sedulous
adj.
diligent; persistent; hard-working
shard
n.
a piece of broken pottery or glass
solicitous
concerned and attentive; eager
solvent
adj.
able to meet financial obligations; able to dissolve another
substance
soporific
adj.
causing drowsiness; tending to induce sleep
specious
adj.
seeming true, but actually being fallacious; misleadingly
attractive
spendthrift
n.
one who spends money wastefully
spurious
adj.
lacking authenticity or validity; false; counterfeit
stoic
adj.
indifferent to or unaffected by pleaure or pain; steadfast
stupefy
v.
to stun, baffle or amaze
stymie
v.
to block; thwart
supplant
v.
to take the place of; supercede
surfeit
v.
excess; overindulgence
synthesis
n.
the combination of parts to make a whole
tacit
adj.
implied; not explicitly stated
tenacity
n.
the quality of adherence or persistence to something valued
tenuous
adj.
having little substance or strength; flimsy; weak
torpid
adj.
lethargic; sluggish; dormant
torque
n.
a force that causes rotation
tortuous
adj.
winding; twisting; excessively complicated
tout
v.
to publicly praise or promote
transient
adj.
fleeting; passing quickly; brief
trenchant
adj.
sharply perceptive; keen; penetrating
truculent
adj.
fierce and cruel; eager to fight
unfeigned
adj.
genuine; not false or hypocritical
untenable
adj.
indefensible; not viable; uninhabitable
urbane
adj.
sophisticated;; refined; elegant
variegated
adj.
multicolored; characterized by a variety of patches of different
color
vilify
v.
to defame; to characterize harshly
virulent
adj.
extremely harmful or poisonous; bitterly hostile or antagonistic
viscous
adj.
thick; sticky
vituperate
v.

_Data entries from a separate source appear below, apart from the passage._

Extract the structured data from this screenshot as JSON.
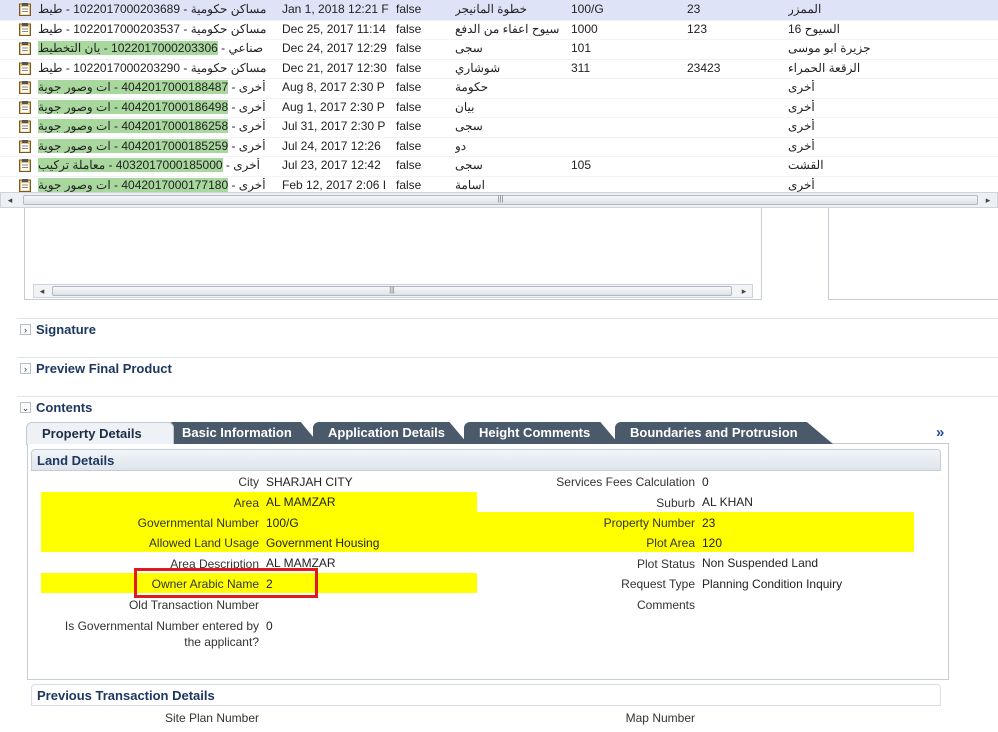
{
  "table": {
    "rows": [
      {
        "prefix": "",
        "number": "1022017000203689",
        "arabic": "مساكن حكومية",
        "extra": "طيط",
        "date": "Jan 1, 2018 12:21 F",
        "flag": "false",
        "desc": "خطوة المانيجر",
        "gov": "100/G",
        "prop": "23",
        "area": "الممزر"
      },
      {
        "prefix": "",
        "number": "1022017000203537",
        "arabic": "مساكن حكومية",
        "extra": "طيط",
        "date": "Dec 25, 2017 11:14",
        "flag": "false",
        "desc": "سيوح اعفاء من الدفع",
        "gov": "1000",
        "prop": "123",
        "area": "السيوح 16"
      },
      {
        "prefix": "صناعي",
        "number": "1022017000203306",
        "arabic": "",
        "extra": "يان التخطيط",
        "date": "Dec 24, 2017 12:29",
        "flag": "false",
        "desc": "سجى",
        "gov": "101",
        "prop": "",
        "area": "جزيرة ابو موسى"
      },
      {
        "prefix": "",
        "number": "1022017000203290",
        "arabic": "مساكن حكومية",
        "extra": "طيط",
        "date": "Dec 21, 2017 12:30",
        "flag": "false",
        "desc": "شوشاري",
        "gov": "311",
        "prop": "23423",
        "area": "الرقعة الحمراء"
      },
      {
        "prefix": "أخرى",
        "number": "4042017000188487",
        "arabic": "",
        "extra": "ات وصور جوية",
        "date": "Aug 8, 2017 2:30 P",
        "flag": "false",
        "desc": "حكومة",
        "gov": "",
        "prop": "",
        "area": "أخرى"
      },
      {
        "prefix": "أخرى",
        "number": "4042017000186498",
        "arabic": "",
        "extra": "ات وصور جوية",
        "date": "Aug 1, 2017 2:30 P",
        "flag": "false",
        "desc": "بيان",
        "gov": "",
        "prop": "",
        "area": "أخرى"
      },
      {
        "prefix": "أخرى",
        "number": "4042017000186258",
        "arabic": "",
        "extra": "ات وصور جوية",
        "date": "Jul 31, 2017 2:30 P",
        "flag": "false",
        "desc": "سجى",
        "gov": "",
        "prop": "",
        "area": "أخرى"
      },
      {
        "prefix": "أخرى",
        "number": "4042017000185259",
        "arabic": "",
        "extra": "ات وصور جوية",
        "date": "Jul 24, 2017 12:26",
        "flag": "false",
        "desc": "دو",
        "gov": "",
        "prop": "",
        "area": "أخرى"
      },
      {
        "prefix": "أخرى",
        "number": "4032017000185000",
        "arabic": "",
        "extra": "معاملة تركيب",
        "date": "Jul 23, 2017 12:42",
        "flag": "false",
        "desc": "سجى",
        "gov": "105",
        "prop": "",
        "area": "القشت"
      },
      {
        "prefix": "أخرى",
        "number": "4042017000177180",
        "arabic": "",
        "extra": "ات وصور جوية",
        "date": "Feb 12, 2017 2:06 I",
        "flag": "false",
        "desc": "اسامة",
        "gov": "",
        "prop": "",
        "area": "أخرى"
      }
    ]
  },
  "sections": {
    "signature": "Signature",
    "preview": "Preview Final Product",
    "contents": "Contents"
  },
  "tabs": [
    "Property Details",
    "Basic Information",
    "Application Details",
    "Height Comments",
    "Boundaries and Protrusion"
  ],
  "tabs_overflow": "»",
  "land_details": {
    "header": "Land Details",
    "left": [
      {
        "label": "City",
        "value": "SHARJAH CITY"
      },
      {
        "label": "Area",
        "value": "AL MAMZAR"
      },
      {
        "label": "Governmental Number",
        "value": "100/G"
      },
      {
        "label": "Allowed Land Usage",
        "value": "Government Housing"
      },
      {
        "label": "Area Description",
        "value": "AL MAMZAR"
      },
      {
        "label": "Owner Arabic Name",
        "value": "2"
      },
      {
        "label": "Old Transaction Number",
        "value": ""
      },
      {
        "label": "Is Governmental Number entered by",
        "label2": "the applicant?",
        "value": "0"
      }
    ],
    "right": [
      {
        "label": "Services Fees Calculation",
        "value": "0"
      },
      {
        "label": "Suburb",
        "value": "AL KHAN"
      },
      {
        "label": "Property Number",
        "value": "23"
      },
      {
        "label": "Plot Area",
        "value": "120"
      },
      {
        "label": "Plot Status",
        "value": "Non Suspended Land"
      },
      {
        "label": "Request Type",
        "value": "Planning Condition Inquiry"
      },
      {
        "label": "Comments",
        "value": ""
      }
    ]
  },
  "previous": {
    "header": "Previous Transaction Details",
    "site_plan_label": "Site Plan Number",
    "map_label": "Map Number"
  },
  "colors": {
    "highlight": "#ffff00",
    "green_highlight": "#a9d89f",
    "annotation_box": "#e0191e",
    "selected_row": "#dfe3f7"
  }
}
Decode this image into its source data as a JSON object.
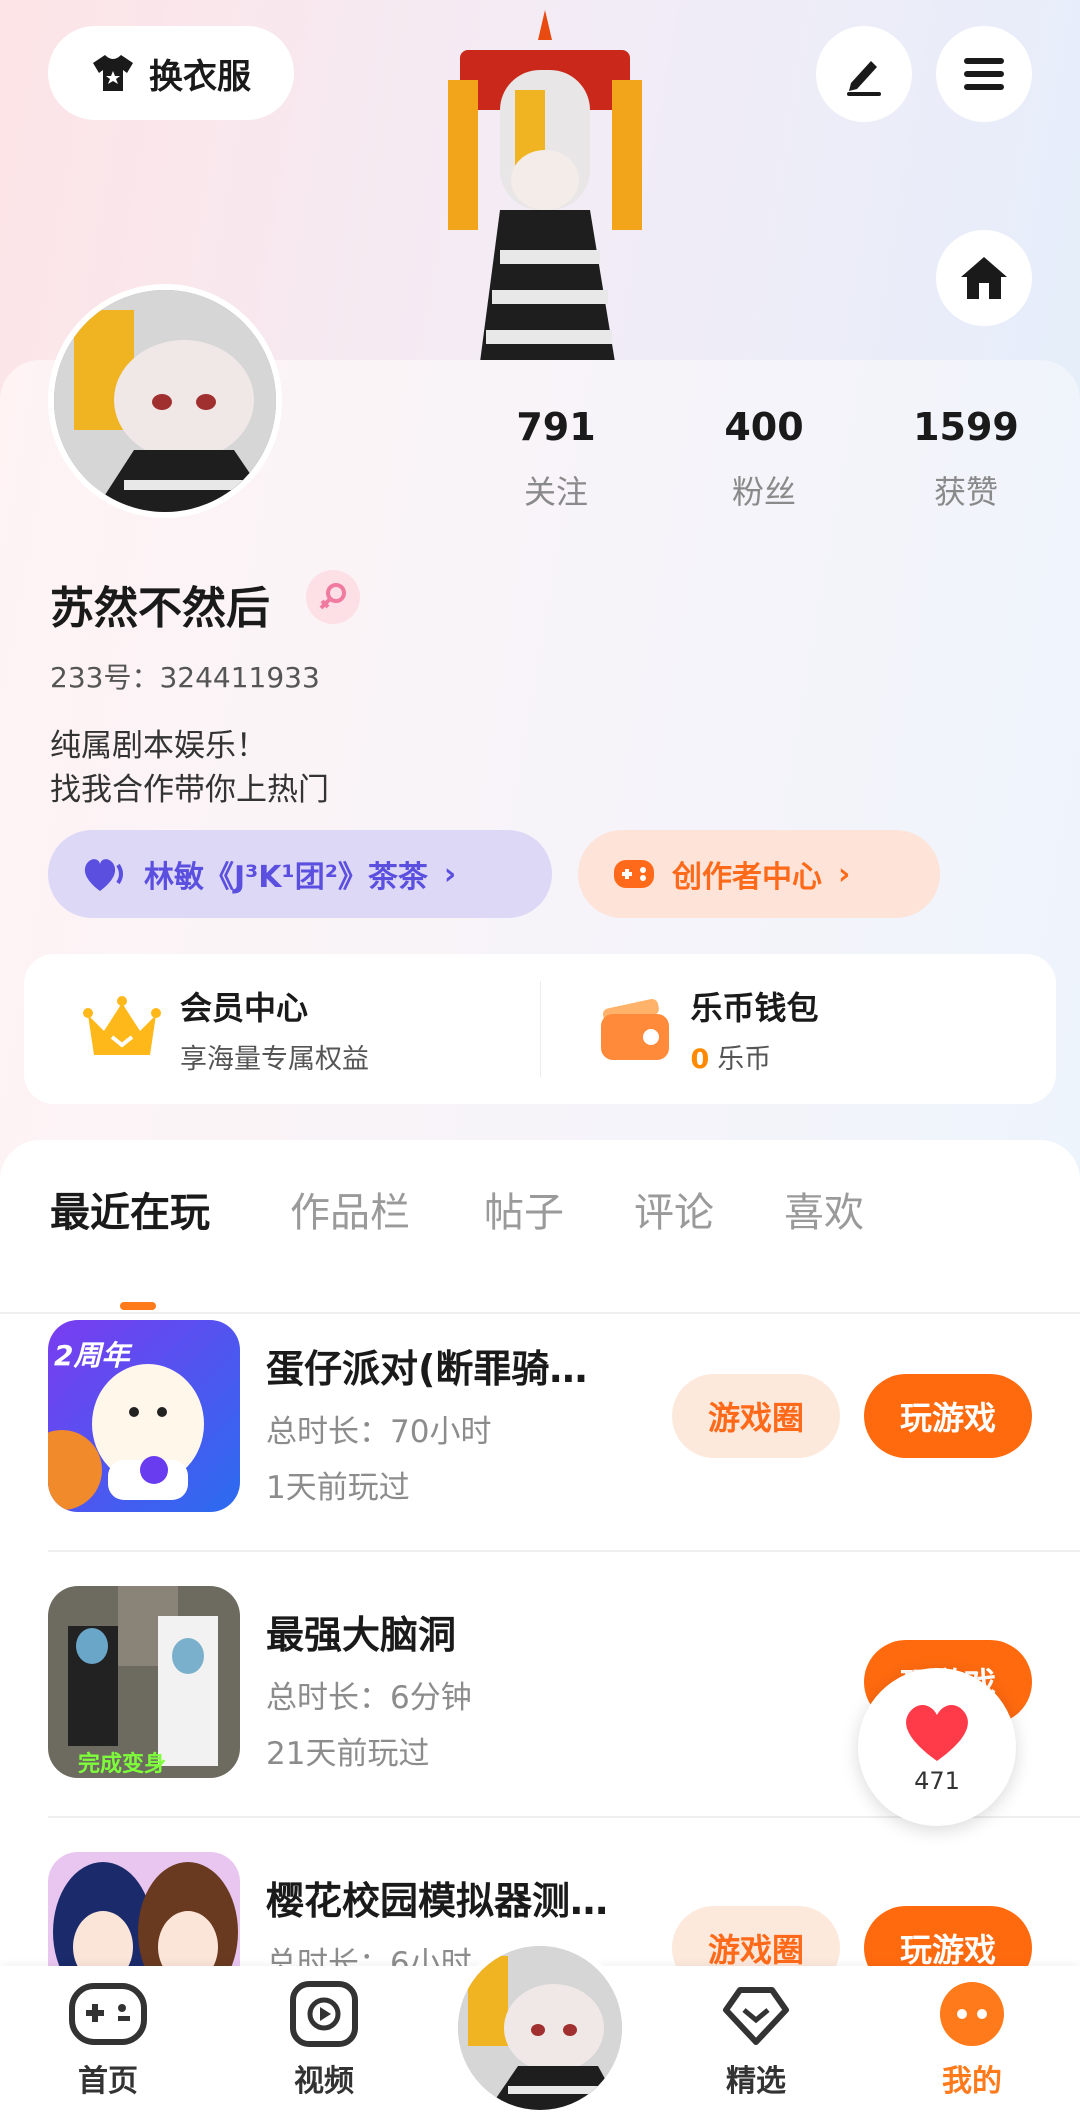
{
  "header": {
    "outfit_label": "换衣服"
  },
  "stats": [
    {
      "value": "791",
      "label": "关注"
    },
    {
      "value": "400",
      "label": "粉丝"
    },
    {
      "value": "1599",
      "label": "获赞"
    }
  ],
  "profile": {
    "nickname": "苏然不然后",
    "uid": "233号：324411933",
    "bio_line1": "纯属剧本娱乐！",
    "bio_line2": "找我合作带你上热门"
  },
  "pills": {
    "team_label": "林敏《J³K¹团²》茶茶",
    "creator_label": "创作者中心"
  },
  "member_card": {
    "vip_title": "会员中心",
    "vip_sub": "享海量专属权益",
    "wallet_title": "乐币钱包",
    "wallet_amount": "0",
    "wallet_unit": "乐币"
  },
  "tabs": [
    "最近在玩",
    "作品栏",
    "帖子",
    "评论",
    "喜欢"
  ],
  "games": [
    {
      "title": "蛋仔派对(断罪骑…",
      "duration": "总时长：70小时",
      "last_played": "1天前玩过",
      "circle_label": "游戏圈",
      "play_label": "玩游戏"
    },
    {
      "title": "最强大脑洞",
      "duration": "总时长：6分钟",
      "last_played": "21天前玩过",
      "circle_label": "",
      "play_label": "玩游戏"
    },
    {
      "title": "樱花校园模拟器测…",
      "duration": "总时长：6小时",
      "last_played": "",
      "circle_label": "游戏圈",
      "play_label": "玩游戏"
    }
  ],
  "game_icon_texts": {
    "anniversary": "2周年",
    "transform": "完成变身"
  },
  "like_float": {
    "count": "471"
  },
  "bottom_nav": [
    {
      "label": "首页"
    },
    {
      "label": "视频"
    },
    {
      "label": "精选"
    },
    {
      "label": "我的"
    }
  ],
  "colors": {
    "accent": "#ff6a0f",
    "team_purple": "#5b4fe0"
  }
}
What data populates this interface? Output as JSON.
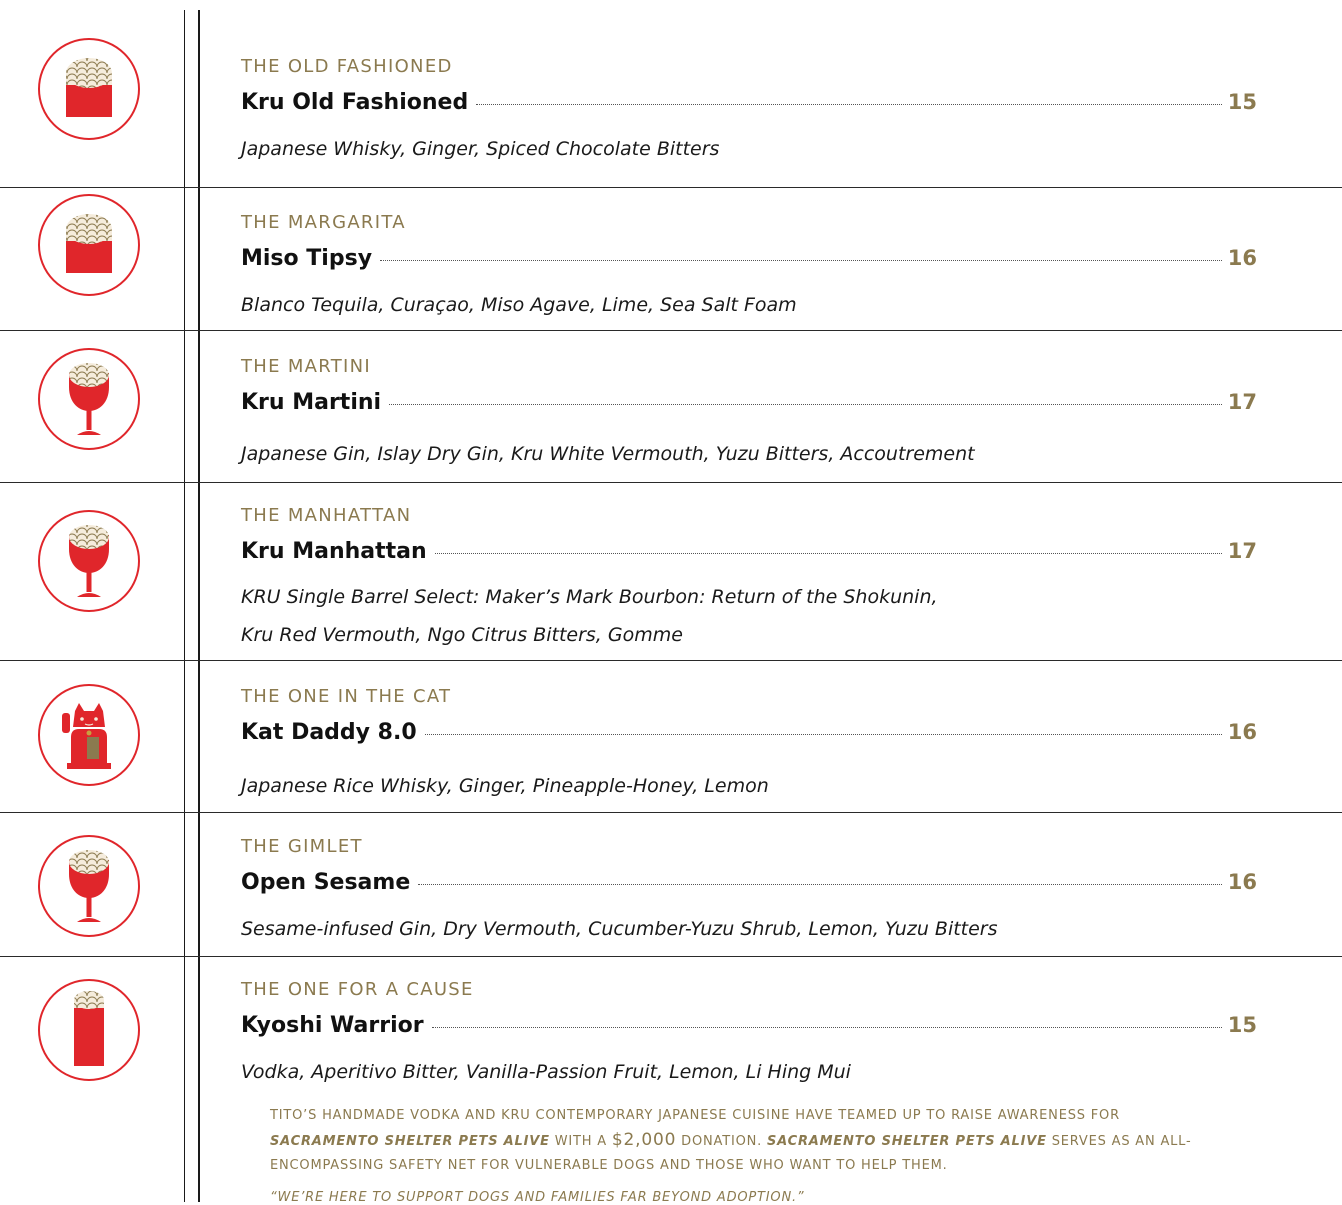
{
  "colors": {
    "accent_red": "#e0262b",
    "gold": "#8b7a4f",
    "text": "#111111"
  },
  "items": [
    {
      "category": "THE OLD FASHIONED",
      "name": "Kru Old Fashioned",
      "price": "15",
      "ingredients": [
        "Japanese Whisky, Ginger, Spiced Chocolate Bitters"
      ],
      "icon": "rocks-glass-icon"
    },
    {
      "category": "THE MARGARITA",
      "name": "Miso Tipsy",
      "price": "16",
      "ingredients": [
        "Blanco Tequila, Curaçao, Miso Agave, Lime, Sea Salt Foam"
      ],
      "icon": "rocks-glass-icon"
    },
    {
      "category": "THE MARTINI",
      "name": "Kru Martini",
      "price": "17",
      "ingredients": [
        "Japanese Gin, Islay Dry Gin, Kru White Vermouth, Yuzu Bitters, Accoutrement"
      ],
      "icon": "wine-glass-icon"
    },
    {
      "category": "THE MANHATTAN",
      "name": "Kru Manhattan",
      "price": "17",
      "ingredients": [
        "KRU Single Barrel Select: Maker’s Mark Bourbon: Return of the Shokunin,",
        "Kru Red Vermouth, Ngo Citrus Bitters, Gomme"
      ],
      "icon": "wine-glass-icon"
    },
    {
      "category": "THE ONE IN THE CAT",
      "name": "Kat Daddy 8.0",
      "price": "16",
      "ingredients": [
        "Japanese Rice Whisky, Ginger, Pineapple-Honey, Lemon"
      ],
      "icon": "lucky-cat-icon"
    },
    {
      "category": "THE GIMLET",
      "name": "Open Sesame",
      "price": "16",
      "ingredients": [
        "Sesame-infused Gin, Dry Vermouth, Cucumber-Yuzu Shrub, Lemon, Yuzu Bitters"
      ],
      "icon": "wine-glass-icon"
    },
    {
      "category": "THE ONE FOR A CAUSE",
      "name": "Kyoshi Warrior",
      "price": "15",
      "ingredients": [
        "Vodka, Aperitivo Bitter, Vanilla-Passion Fruit, Lemon, Li Hing Mui"
      ],
      "icon": "highball-glass-icon"
    }
  ],
  "cause": {
    "part1": "tito’s handmade vodka and kru contemporary japanese cuisine have teamed up to raise awareness for ",
    "org1": "sacramento shelter pets alive",
    "part2": " with a ",
    "amount": "$2,000",
    "part3": " donation. ",
    "org2": "sacramento shelter pets alive",
    "part4": " serves as an all-encompassing safety net for vulnerable dogs and those who want to help them.",
    "quote": "“we’re here to support dogs and families far beyond adoption.”"
  }
}
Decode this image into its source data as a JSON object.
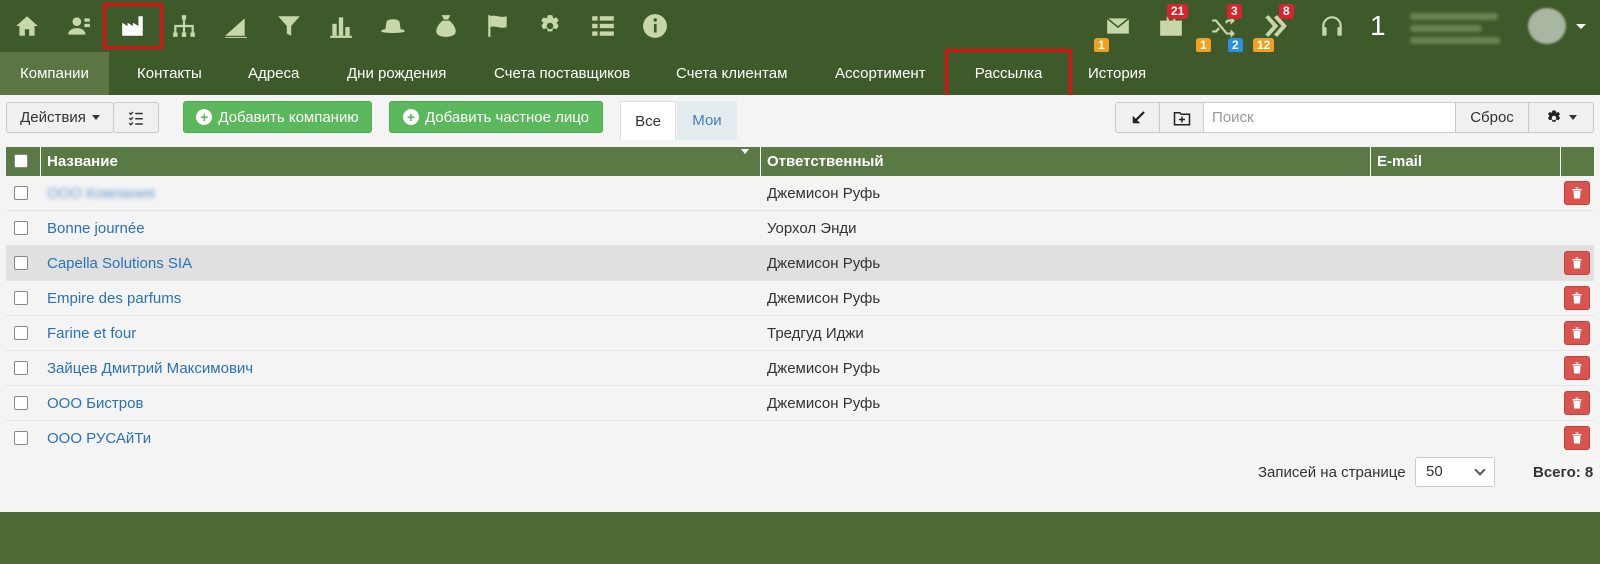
{
  "topbar": {
    "icons": [
      "home-icon",
      "contacts-icon",
      "companies-icon",
      "org-structure-icon",
      "growth-chart-icon",
      "filter-icon",
      "bar-chart-icon",
      "hat-icon",
      "money-bag-icon",
      "flag-icon",
      "gear-icon",
      "list-icon",
      "info-icon"
    ],
    "badges": {
      "mail_count": "1",
      "tasks_count": "21",
      "shuffle_top": "3",
      "shuffle_left": "1",
      "shuffle_mid": "2",
      "chevrons_top": "8",
      "chevrons_bottom": "12"
    },
    "number": "1"
  },
  "nav": {
    "tabs": [
      "Компании",
      "Контакты",
      "Адреса",
      "Дни рождения",
      "Счета поставщиков",
      "Счета клиентам",
      "Ассортимент",
      "Рассылка",
      "История"
    ]
  },
  "toolbar": {
    "actions_label": "Действия",
    "add_company_label": "Добавить компанию",
    "add_person_label": "Добавить частное лицо",
    "tab_all": "Все",
    "tab_mine": "Мои",
    "search_placeholder": "Поиск",
    "reset_label": "Сброс"
  },
  "table": {
    "columns": [
      "Название",
      "Ответственный",
      "E-mail"
    ],
    "rows": [
      {
        "name": "ООО Компания",
        "responsible": "Джемисон Руфь",
        "email": "",
        "blurred": true
      },
      {
        "name": "Bonne journée",
        "responsible": "Уорхол Энди",
        "email": ""
      },
      {
        "name": "Capella Solutions SIA",
        "responsible": "Джемисон Руфь",
        "email": ""
      },
      {
        "name": "Empire des parfums",
        "responsible": "Джемисон Руфь",
        "email": ""
      },
      {
        "name": "Farine et four",
        "responsible": "Тредгуд Иджи",
        "email": ""
      },
      {
        "name": "Зайцев Дмитрий Максимович",
        "responsible": "Джемисон Руфь",
        "email": ""
      },
      {
        "name": "ООО Бистров",
        "responsible": "Джемисон Руфь",
        "email": ""
      },
      {
        "name": "ООО РУСАйТи",
        "responsible": "",
        "email": ""
      }
    ]
  },
  "footer": {
    "per_page_label": "Записей на странице",
    "per_page_value": "50",
    "total_label": "Всего: 8"
  },
  "colors": {
    "header_green": "#3f5a2a",
    "table_header_green": "#5a7a45",
    "button_green": "#5cb85c",
    "highlight_red": "#e01010",
    "delete_red": "#d9534f",
    "link_blue": "#2a72b8"
  }
}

to use harsh condemnatory language; to abuse or censure severely or
abusively; berate
voracious
adj.
having an insatiable appetite for an activity or pursuit; ravenous